» **TASK INSTRUCTIONS**: Where an entry holds an image, skip the image but reproduce the rest word for word.

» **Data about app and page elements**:
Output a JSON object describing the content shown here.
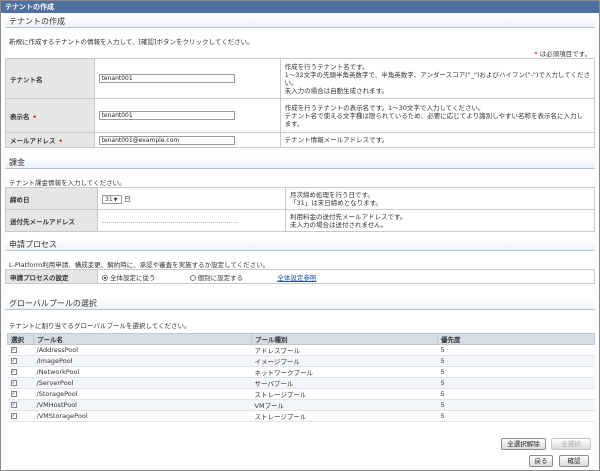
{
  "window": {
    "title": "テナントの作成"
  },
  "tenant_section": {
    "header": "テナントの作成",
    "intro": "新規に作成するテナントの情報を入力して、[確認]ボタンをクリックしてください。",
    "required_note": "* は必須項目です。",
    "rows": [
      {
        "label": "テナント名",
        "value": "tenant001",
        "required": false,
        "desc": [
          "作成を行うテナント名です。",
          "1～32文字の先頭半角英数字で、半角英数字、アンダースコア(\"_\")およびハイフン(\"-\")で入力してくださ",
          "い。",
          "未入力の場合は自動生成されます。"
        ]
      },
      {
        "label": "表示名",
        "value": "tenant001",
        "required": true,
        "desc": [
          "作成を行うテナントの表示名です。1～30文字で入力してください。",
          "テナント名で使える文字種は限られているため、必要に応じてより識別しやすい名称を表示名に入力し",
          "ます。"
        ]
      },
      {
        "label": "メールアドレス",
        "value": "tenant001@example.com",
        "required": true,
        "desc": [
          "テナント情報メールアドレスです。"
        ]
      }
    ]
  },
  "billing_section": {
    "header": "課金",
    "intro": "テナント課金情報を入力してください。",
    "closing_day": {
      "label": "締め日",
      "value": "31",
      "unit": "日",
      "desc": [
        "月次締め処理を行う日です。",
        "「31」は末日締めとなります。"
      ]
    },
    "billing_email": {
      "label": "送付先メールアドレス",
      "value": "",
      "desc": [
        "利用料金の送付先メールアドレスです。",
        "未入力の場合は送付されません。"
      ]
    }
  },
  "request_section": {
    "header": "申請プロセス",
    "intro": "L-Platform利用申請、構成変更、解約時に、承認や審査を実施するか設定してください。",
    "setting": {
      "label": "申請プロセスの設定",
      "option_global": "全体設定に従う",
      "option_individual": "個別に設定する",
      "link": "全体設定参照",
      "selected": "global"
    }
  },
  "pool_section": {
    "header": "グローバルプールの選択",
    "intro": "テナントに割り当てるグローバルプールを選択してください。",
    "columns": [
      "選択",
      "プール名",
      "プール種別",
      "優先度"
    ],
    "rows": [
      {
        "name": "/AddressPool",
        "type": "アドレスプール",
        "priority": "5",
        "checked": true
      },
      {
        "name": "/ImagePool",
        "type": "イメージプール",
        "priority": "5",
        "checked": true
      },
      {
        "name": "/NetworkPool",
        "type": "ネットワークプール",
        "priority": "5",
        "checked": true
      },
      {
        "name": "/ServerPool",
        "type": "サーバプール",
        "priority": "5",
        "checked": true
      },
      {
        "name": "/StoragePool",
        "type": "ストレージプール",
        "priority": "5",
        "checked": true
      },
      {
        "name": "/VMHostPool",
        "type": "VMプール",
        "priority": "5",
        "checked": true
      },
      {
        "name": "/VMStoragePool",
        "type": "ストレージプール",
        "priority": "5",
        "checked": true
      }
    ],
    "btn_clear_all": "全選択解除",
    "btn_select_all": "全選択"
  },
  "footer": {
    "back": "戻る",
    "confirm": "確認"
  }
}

» **ANSWER SECTION**:
Output a JSON object describing the content shown here.
{
  "window": {
    "title": "テナントの作成"
  },
  "tenant_section": {
    "header": "テナントの作成",
    "intro": "新規に作成するテナントの情報を入力して、[確認]ボタンをクリックしてください。",
    "required_note": "* は必須項目です。",
    "rows": [
      {
        "label": "テナント名",
        "value": "tenant001",
        "required": false,
        "desc": [
          "作成を行うテナント名です。",
          "1～32文字の先頭半角英数字で、半角英数字、アンダースコア(\"_\")およびハイフン(\"-\")で入力してくださ",
          "い。",
          "未入力の場合は自動生成されます。"
        ]
      },
      {
        "label": "表示名",
        "value": "tenant001",
        "required": true,
        "desc": [
          "作成を行うテナントの表示名です。1～30文字で入力してください。",
          "テナント名で使える文字種は限られているため、必要に応じてより識別しやすい名称を表示名に入力し",
          "ます。"
        ]
      },
      {
        "label": "メールアドレス",
        "value": "tenant001@example.com",
        "required": true,
        "desc": [
          "テナント情報メールアドレスです。"
        ]
      }
    ]
  },
  "billing_section": {
    "header": "課金",
    "intro": "テナント課金情報を入力してください。",
    "closing_day": {
      "label": "締め日",
      "value": "31",
      "unit": "日",
      "desc": [
        "月次締め処理を行う日です。",
        "「31」は末日締めとなります。"
      ]
    },
    "billing_email": {
      "label": "送付先メールアドレス",
      "value": "",
      "desc": [
        "利用料金の送付先メールアドレスです。",
        "未入力の場合は送付されません。"
      ]
    }
  },
  "request_section": {
    "header": "申請プロセス",
    "intro": "L-Platform利用申請、構成変更、解約時に、承認や審査を実施するか設定してください。",
    "setting": {
      "label": "申請プロセスの設定",
      "option_global": "全体設定に従う",
      "option_individual": "個別に設定する",
      "link": "全体設定参照",
      "selected": "global"
    }
  },
  "pool_section": {
    "header": "グローバルプールの選択",
    "intro": "テナントに割り当てるグローバルプールを選択してください。",
    "columns": [
      "選択",
      "プール名",
      "プール種別",
      "優先度"
    ],
    "rows": [
      {
        "name": "/AddressPool",
        "type": "アドレスプール",
        "priority": "5",
        "checked": true
      },
      {
        "name": "/ImagePool",
        "type": "イメージプール",
        "priority": "5",
        "checked": true
      },
      {
        "name": "/NetworkPool",
        "type": "ネットワークプール",
        "priority": "5",
        "checked": true
      },
      {
        "name": "/ServerPool",
        "type": "サーバプール",
        "priority": "5",
        "checked": true
      },
      {
        "name": "/StoragePool",
        "type": "ストレージプール",
        "priority": "5",
        "checked": true
      },
      {
        "name": "/VMHostPool",
        "type": "VMプール",
        "priority": "5",
        "checked": true
      },
      {
        "name": "/VMStoragePool",
        "type": "ストレージプール",
        "priority": "5",
        "checked": true
      }
    ],
    "btn_clear_all": "全選択解除",
    "btn_select_all": "全選択"
  },
  "footer": {
    "back": "戻る",
    "confirm": "確認"
  }
}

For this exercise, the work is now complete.